The Dhaka North City Corporation (DNCC) Mayor Atiqul Islam recently suggested allowing carsto to alternatively ply the streets, based on even and odd numbered registration plates. Is this possible in Dhaka?
This suggestion was made without a clear understanding of the concept. You need to know first where such methods have been implemented and how successful such measures have been.
Dhaka is not just Manik Mia Avenue and Shahbag. If you go to Beribadh, there are no odd or even numbered vehicles. There are no numbers at all.
The mayor's office cannot even reclaim the footpath in front of their office. How are they going to implement this odd-even rule?
The last mayor worked so hard to shift the truck stand, but now it is back in the same place. Because the root cause of the problem has not been solved. Because trucks are necessary to city life. We need long term solutions, not short term ones.

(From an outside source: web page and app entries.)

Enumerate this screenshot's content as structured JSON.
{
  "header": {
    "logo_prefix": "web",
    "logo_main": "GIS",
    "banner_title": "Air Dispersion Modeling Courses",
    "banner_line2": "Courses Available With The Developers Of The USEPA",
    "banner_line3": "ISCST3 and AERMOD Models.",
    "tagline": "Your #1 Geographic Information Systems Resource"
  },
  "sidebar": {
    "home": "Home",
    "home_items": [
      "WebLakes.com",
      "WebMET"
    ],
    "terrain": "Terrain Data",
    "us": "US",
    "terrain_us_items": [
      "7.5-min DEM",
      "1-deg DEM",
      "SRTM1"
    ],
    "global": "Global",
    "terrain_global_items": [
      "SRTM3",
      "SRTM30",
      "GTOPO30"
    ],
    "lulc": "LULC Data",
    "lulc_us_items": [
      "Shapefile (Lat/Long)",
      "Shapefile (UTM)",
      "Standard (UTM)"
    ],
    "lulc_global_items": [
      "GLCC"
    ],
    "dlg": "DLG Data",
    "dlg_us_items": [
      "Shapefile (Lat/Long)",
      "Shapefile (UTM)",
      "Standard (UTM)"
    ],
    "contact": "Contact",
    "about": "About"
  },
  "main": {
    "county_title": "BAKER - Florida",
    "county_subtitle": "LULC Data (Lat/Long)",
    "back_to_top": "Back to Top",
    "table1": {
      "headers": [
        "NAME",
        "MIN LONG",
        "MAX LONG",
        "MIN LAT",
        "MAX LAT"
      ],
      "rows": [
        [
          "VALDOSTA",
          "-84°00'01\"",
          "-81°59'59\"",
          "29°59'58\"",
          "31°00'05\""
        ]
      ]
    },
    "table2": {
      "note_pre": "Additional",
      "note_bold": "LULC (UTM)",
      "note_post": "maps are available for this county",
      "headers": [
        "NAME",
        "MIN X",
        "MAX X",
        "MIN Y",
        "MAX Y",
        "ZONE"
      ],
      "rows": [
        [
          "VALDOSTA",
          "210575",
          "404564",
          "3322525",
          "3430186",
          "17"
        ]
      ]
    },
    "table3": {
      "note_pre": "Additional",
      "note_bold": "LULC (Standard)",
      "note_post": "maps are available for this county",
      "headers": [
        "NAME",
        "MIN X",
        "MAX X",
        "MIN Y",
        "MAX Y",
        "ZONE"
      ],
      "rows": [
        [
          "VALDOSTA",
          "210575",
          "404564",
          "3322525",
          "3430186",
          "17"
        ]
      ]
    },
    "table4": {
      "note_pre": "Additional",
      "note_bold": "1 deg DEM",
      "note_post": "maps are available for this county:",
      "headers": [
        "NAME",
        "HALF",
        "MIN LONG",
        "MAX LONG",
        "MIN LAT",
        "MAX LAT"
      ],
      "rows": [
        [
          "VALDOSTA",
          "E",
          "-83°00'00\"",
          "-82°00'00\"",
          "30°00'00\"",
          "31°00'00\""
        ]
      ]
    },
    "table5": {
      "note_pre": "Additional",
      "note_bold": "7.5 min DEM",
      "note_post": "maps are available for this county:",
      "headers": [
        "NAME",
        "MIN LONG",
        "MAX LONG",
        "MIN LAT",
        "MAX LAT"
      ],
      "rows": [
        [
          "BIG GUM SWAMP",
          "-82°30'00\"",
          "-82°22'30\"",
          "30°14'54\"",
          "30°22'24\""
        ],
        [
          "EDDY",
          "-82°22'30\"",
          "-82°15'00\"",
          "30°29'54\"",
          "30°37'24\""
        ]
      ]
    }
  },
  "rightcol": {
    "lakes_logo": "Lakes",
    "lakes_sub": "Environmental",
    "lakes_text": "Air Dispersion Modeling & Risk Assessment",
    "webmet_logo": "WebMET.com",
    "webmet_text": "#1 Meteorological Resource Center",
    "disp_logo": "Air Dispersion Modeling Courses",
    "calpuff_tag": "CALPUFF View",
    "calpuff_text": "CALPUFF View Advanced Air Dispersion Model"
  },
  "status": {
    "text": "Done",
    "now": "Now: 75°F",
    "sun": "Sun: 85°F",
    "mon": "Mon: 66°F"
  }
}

The mayor needs to clean up the footpaths first. Are the footpaths pedestrian-friendly all year round? The tiles there have been installed for the blind. But now bikes ply the footpaths and vendors are occupying them.
We have recently seen an upsurge in Dhaka traffic after reopening of schools. Why can we not popularise school buses in Bangladesh?
In Bangladesh, schools have been set up in an unplanned manner. In other countries when you set up a neighbourhood, there must be a space for a school. And children from only that neighbourhood can study there. All children can walk to their school and children from all social strata can attend their local schools. Buses are provided for children who live 15-20 minutes away.
In Bangladesh, one student comes to school from Uttara, while another attends the same school from Naraynganj. How do you solve this issue? Without introducing school zoning, school buses will not be sustainable.
Will metro rail stations add to Dhaka's traffic woes?
These stations will be traffic bottlenecks. When a bus takes on or unloads passengers, it blocks up a lane anyway. Then rickshaws and other vehicles also flock to these places in search of passengers, further shrinking the road.
Metro rail stations will draw huge crowds. 500 people will descend at one time. Rickshaws and other ride providers will just stay there in search of passengers. In Pakistan, they have given the feeder roads [a road that serves as a traffic feeder to a more important road] to their metro authority to set up shuttle services. This will increase the core ridership. In one ticket they can go from their home to their destination with a shuttle providing pick up and drop off facilities.
Public transports never stop while vehicles like rickshaws sit around a lot. So if we can introduce a public microbus shuttle service for the metro rail it will not sit around. That is why public transports are so highly rated all over the world.
Nasif Tanjim transcribed the interview.